A few years ago, I was on a panel at DragonCon for “The State of Superhero Cinema,” and a question we got asked more than once was, “Is the superhero bubble going to burst?” Superhero movies have been raking in the dough, especially in the last eight years, and naturally fans are a little worried that what they’re witnessing isn’t the emergence of a new cornerstone of blockbuster cinema but a short-lived fad.
The thinking seems to be that if there are enough bad movies in the genre then the bubble will burst. However, what 2016 showed us is that the genre will remain popular even if every film isn’t a homerun.

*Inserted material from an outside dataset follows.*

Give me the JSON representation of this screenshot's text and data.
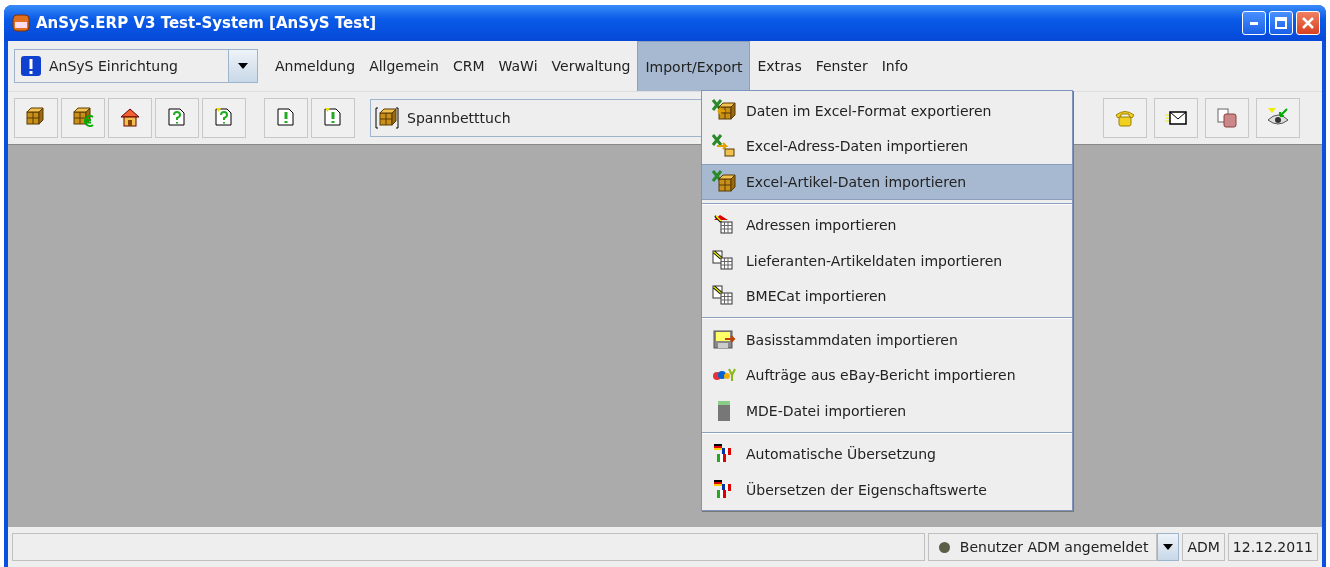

Furthermore, 2016 showed us that studios can find success both by playing it safe and by taking chances. There’s no single answer for how to make the genre thrive.
While Deadpool wasn’t the biggest superhero movie of 2016 (that distinction goes to Captain America: Civil War), it was the biggest success story. The film had languished in development hell for years as Fox didn’t quite know what do with it despite fans adoring Ryan Reynolds’ take on the character and the leaked screenplay from writers Rhett Reese and Paul Wernick. Eventually, the studio took a chance on the character, giving him a moderate budget and then pursuing one of the smartest marketing campaigns in recent memory. They took the R-rating and turned it into an asset.

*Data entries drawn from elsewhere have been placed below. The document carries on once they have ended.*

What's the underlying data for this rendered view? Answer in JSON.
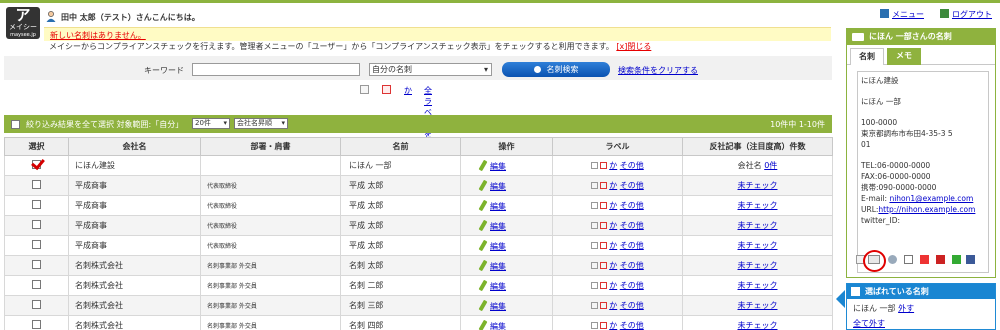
{
  "header": {
    "logo_line1": "ア",
    "logo_line2": "メイシー",
    "logo_line3": "maysee.jp",
    "greeting": "田中 太郎（テスト）さんこんにちは。",
    "menu_label": "メニュー",
    "logout_label": "ログアウト"
  },
  "notice": {
    "text": "新しい名刺はありません。",
    "info": "メイシーからコンプライアンスチェックを行えます。管理者メニューの「ユーザー」から「コンプライアンスチェック表示」をチェックすると利用できます。",
    "close_label": "[x]閉じる"
  },
  "search": {
    "keyword_label": "キーワード",
    "keyword_value": "",
    "scope_selected": "自分の名刺",
    "search_button": "名刺検索",
    "clear_link": "検索条件をクリアする"
  },
  "label_tools": {
    "kana_link": "か",
    "all_labels_link": "全ラベルを見る"
  },
  "list": {
    "filter_text": "絞り込み結果を全て選択 対象範囲:「自分」",
    "per_page": "20件",
    "sort_order": "会社名昇順",
    "count": "10件中 1-10件",
    "columns": [
      "選択",
      "会社名",
      "部署・肩書",
      "名前",
      "操作",
      "ラベル",
      "反社記事（注目度高）件数"
    ],
    "edit_label": "編集",
    "kana_label": "か",
    "other_label": "その他",
    "rows": [
      {
        "selected": true,
        "company": "にほん建設",
        "title": "",
        "name": "にほん 一部",
        "news_prefix": "会社名",
        "news": "0件"
      },
      {
        "selected": false,
        "company": "平成商事",
        "title": "代表取締役",
        "name": "平成 太郎",
        "news_prefix": "",
        "news": "未チェック"
      },
      {
        "selected": false,
        "company": "平成商事",
        "title": "代表取締役",
        "name": "平成 太郎",
        "news_prefix": "",
        "news": "未チェック"
      },
      {
        "selected": false,
        "company": "平成商事",
        "title": "代表取締役",
        "name": "平成 太郎",
        "news_prefix": "",
        "news": "未チェック"
      },
      {
        "selected": false,
        "company": "平成商事",
        "title": "代表取締役",
        "name": "平成 太郎",
        "news_prefix": "",
        "news": "未チェック"
      },
      {
        "selected": false,
        "company": "名刺株式会社",
        "title": "名刺事業部 外交員",
        "name": "名刺 太郎",
        "news_prefix": "",
        "news": "未チェック"
      },
      {
        "selected": false,
        "company": "名刺株式会社",
        "title": "名刺事業部 外交員",
        "name": "名刺 二郎",
        "news_prefix": "",
        "news": "未チェック"
      },
      {
        "selected": false,
        "company": "名刺株式会社",
        "title": "名刺事業部 外交員",
        "name": "名刺 三郎",
        "news_prefix": "",
        "news": "未チェック"
      },
      {
        "selected": false,
        "company": "名刺株式会社",
        "title": "名刺事業部 外交員",
        "name": "名刺 四郎",
        "news_prefix": "",
        "news": "未チェック"
      }
    ]
  },
  "side_panel": {
    "title": "にほん 一部さんの名刺",
    "tab_card": "名刺",
    "tab_memo": "メモ",
    "company": "にほん建設",
    "person": "にほん 一部",
    "postal": "100-0000",
    "address1": "東京都調布市布田4-35-3 5",
    "address2": "01",
    "tel": "TEL:06-0000-0000",
    "fax": "FAX:06-0000-0000",
    "mobile": "携帯:090-0000-0000",
    "email_label": "E-mail: ",
    "email": "nihon1@example.com",
    "url_label": "URL:",
    "url": "http://nihon.example.com",
    "twitter": "twitter_ID:"
  },
  "selected_panel": {
    "title": "選ばれている名刺",
    "name": "にほん 一部",
    "remove_link": "外す",
    "clear_all": "全て外す"
  },
  "colors": {
    "accent_green": "#8fb23e",
    "accent_blue": "#1a86d2",
    "highlight_red": "#e00000"
  }
}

Although Deadpool isn’t a “great” film, it’s a game-changer for the genre since it shows other studios that given the right material and the right campaign, they can have a huge success. The R-rating is no longer a kiss of death, but moreover, the superhero is established enough that films can start edging into satire. Although I wish Deadpool went a little further in making fun of the genre, it does get in some good jabs in between the cursing and the violence.

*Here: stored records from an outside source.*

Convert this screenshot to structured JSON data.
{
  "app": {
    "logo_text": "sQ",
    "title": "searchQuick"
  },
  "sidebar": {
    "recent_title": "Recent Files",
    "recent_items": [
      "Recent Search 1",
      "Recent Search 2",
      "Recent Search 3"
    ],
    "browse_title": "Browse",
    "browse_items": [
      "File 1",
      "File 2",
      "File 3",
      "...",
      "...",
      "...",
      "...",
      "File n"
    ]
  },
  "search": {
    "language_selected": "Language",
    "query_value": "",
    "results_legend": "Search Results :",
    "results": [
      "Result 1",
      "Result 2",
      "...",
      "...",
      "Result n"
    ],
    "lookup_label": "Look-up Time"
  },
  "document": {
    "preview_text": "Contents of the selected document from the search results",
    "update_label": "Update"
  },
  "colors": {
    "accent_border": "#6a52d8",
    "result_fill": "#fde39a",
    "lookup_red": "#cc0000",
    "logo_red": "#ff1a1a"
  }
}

Deadpool may have been the biggest superhero success story of the year, but on the flipside, Batman v Superman: Dawn of Justice was its biggest disappointment. The movie bore all the signs of what can go wrong when a studio decides to rush its universe building in favor of quick profit. Even those who weren’t offended by Batman v Superman would likely agree that nothing would have been harmed if we had gotten at least one more solo Superman film before Batman, Wonder Woman, and everyone else started charging in.
However, it’s tough to say what that Superman movie would be. It’s difficult to get a handle on what director Zack Snyder wants from the iconic hero. On the one hand, he wants the audience to know that the sign on Superman’s chest means “hope”, and yet on the other hand, he wants to depict Superman as an aloof god, tethered to humanity only by his love of Lois Lane and Ma Kent. Perhaps the character could have been better fleshed out if he had another movie where he was the primary focus, but in their haste to catch up to Marvel, Warner Bros. basically made Justice League 0.5: Dawn of Sadness.
Given the reaction to Batman v Superman, Warner Bros. will be course-correcting again when it comes to Justice League, and while it’s encouraging that the studio is listening to fans, they were also listening to fans post-Man of Steel, and the result was a film that diminished Batman and Superman. Perhaps with Geoff Johns taking on a larger role at the studio, they’ll figure out what they’re doing, but 2016 was not a great year for them.